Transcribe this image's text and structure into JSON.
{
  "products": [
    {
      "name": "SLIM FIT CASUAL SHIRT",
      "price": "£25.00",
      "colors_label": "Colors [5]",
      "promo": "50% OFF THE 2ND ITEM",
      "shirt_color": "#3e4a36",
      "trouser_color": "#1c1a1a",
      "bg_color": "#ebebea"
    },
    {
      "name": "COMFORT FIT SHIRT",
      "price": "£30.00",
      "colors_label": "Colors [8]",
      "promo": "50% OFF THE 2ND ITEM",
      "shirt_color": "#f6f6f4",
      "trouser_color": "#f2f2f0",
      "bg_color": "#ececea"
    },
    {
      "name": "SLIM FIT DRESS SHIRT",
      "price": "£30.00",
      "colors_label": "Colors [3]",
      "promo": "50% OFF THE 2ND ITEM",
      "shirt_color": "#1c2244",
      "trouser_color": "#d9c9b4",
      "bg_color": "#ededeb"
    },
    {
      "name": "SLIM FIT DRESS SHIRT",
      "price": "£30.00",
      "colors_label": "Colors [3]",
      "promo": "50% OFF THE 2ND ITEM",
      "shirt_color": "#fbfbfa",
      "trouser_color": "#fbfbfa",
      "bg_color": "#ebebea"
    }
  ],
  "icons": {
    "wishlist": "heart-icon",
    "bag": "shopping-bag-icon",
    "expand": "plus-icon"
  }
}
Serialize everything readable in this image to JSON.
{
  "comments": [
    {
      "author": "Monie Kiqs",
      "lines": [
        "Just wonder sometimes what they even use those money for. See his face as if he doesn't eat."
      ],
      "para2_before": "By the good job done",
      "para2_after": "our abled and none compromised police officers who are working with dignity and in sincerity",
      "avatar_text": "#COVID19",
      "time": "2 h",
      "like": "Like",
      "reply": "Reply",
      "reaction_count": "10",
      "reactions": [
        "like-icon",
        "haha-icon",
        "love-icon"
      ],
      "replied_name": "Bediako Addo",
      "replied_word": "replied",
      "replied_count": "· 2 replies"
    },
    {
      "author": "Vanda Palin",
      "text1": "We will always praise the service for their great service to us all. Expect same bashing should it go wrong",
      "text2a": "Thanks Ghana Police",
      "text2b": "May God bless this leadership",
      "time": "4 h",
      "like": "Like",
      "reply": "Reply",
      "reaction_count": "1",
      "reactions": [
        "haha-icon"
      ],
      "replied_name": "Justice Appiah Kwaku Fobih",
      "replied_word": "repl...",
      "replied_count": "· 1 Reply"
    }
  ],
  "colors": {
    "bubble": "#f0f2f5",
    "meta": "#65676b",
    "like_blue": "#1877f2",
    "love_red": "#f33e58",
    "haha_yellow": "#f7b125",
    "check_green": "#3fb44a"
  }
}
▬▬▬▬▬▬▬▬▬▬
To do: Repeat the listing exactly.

Solution for this exercise:
Transcribe this image's text and structure into JSON.
{
  "products": [
    {
      "name": "SLIM FIT CASUAL SHIRT",
      "price": "£25.00",
      "colors_label": "Colors [5]",
      "promo": "50% OFF THE 2ND ITEM",
      "shirt_color": "#3e4a36",
      "trouser_color": "#1c1a1a",
      "bg_color": "#ebebea"
    },
    {
      "name": "COMFORT FIT SHIRT",
      "price": "£30.00",
      "colors_label": "Colors [8]",
      "promo": "50% OFF THE 2ND ITEM",
      "shirt_color": "#f6f6f4",
      "trouser_color": "#f2f2f0",
      "bg_color": "#ececea"
    },
    {
      "name": "SLIM FIT DRESS SHIRT",
      "price": "£30.00",
      "colors_label": "Colors [3]",
      "promo": "50% OFF THE 2ND ITEM",
      "shirt_color": "#1c2244",
      "trouser_color": "#d9c9b4",
      "bg_color": "#ededeb"
    },
    {
      "name": "SLIM FIT DRESS SHIRT",
      "price": "£30.00",
      "colors_label": "Colors [3]",
      "promo": "50% OFF THE 2ND ITEM",
      "shirt_color": "#fbfbfa",
      "trouser_color": "#fbfbfa",
      "bg_color": "#ebebea"
    }
  ],
  "icons": {
    "wishlist": "heart-icon",
    "bag": "shopping-bag-icon",
    "expand": "plus-icon"
  }
}
Serialize everything readable in this image to JSON.
{
  "comments": [
    {
      "author": "Monie Kiqs",
      "lines": [
        "Just wonder sometimes what they even use those money for. See his face as if he doesn't eat."
      ],
      "para2_before": "By the good job done",
      "para2_after": "our abled and none compromised police officers who are working with dignity and in sincerity",
      "avatar_text": "#COVID19",
      "time": "2 h",
      "like": "Like",
      "reply": "Reply",
      "reaction_count": "10",
      "reactions": [
        "like-icon",
        "haha-icon",
        "love-icon"
      ],
      "replied_name": "Bediako Addo",
      "replied_word": "replied",
      "replied_count": "· 2 replies"
    },
    {
      "author": "Vanda Palin",
      "text1": "We will always praise the service for their great service to us all. Expect same bashing should it go wrong",
      "text2a": "Thanks Ghana Police",
      "text2b": "May God bless this leadership",
      "time": "4 h",
      "like": "Like",
      "reply": "Reply",
      "reaction_count": "1",
      "reactions": [
        "haha-icon"
      ],
      "replied_name": "Justice Appiah Kwaku Fobih",
      "replied_word": "repl...",
      "replied_count": "· 1 Reply"
    }
  ],
  "colors": {
    "bubble": "#f0f2f5",
    "meta": "#65676b",
    "like_blue": "#1877f2",
    "love_red": "#f33e58",
    "haha_yellow": "#f7b125",
    "check_green": "#3fb44a"
  }
}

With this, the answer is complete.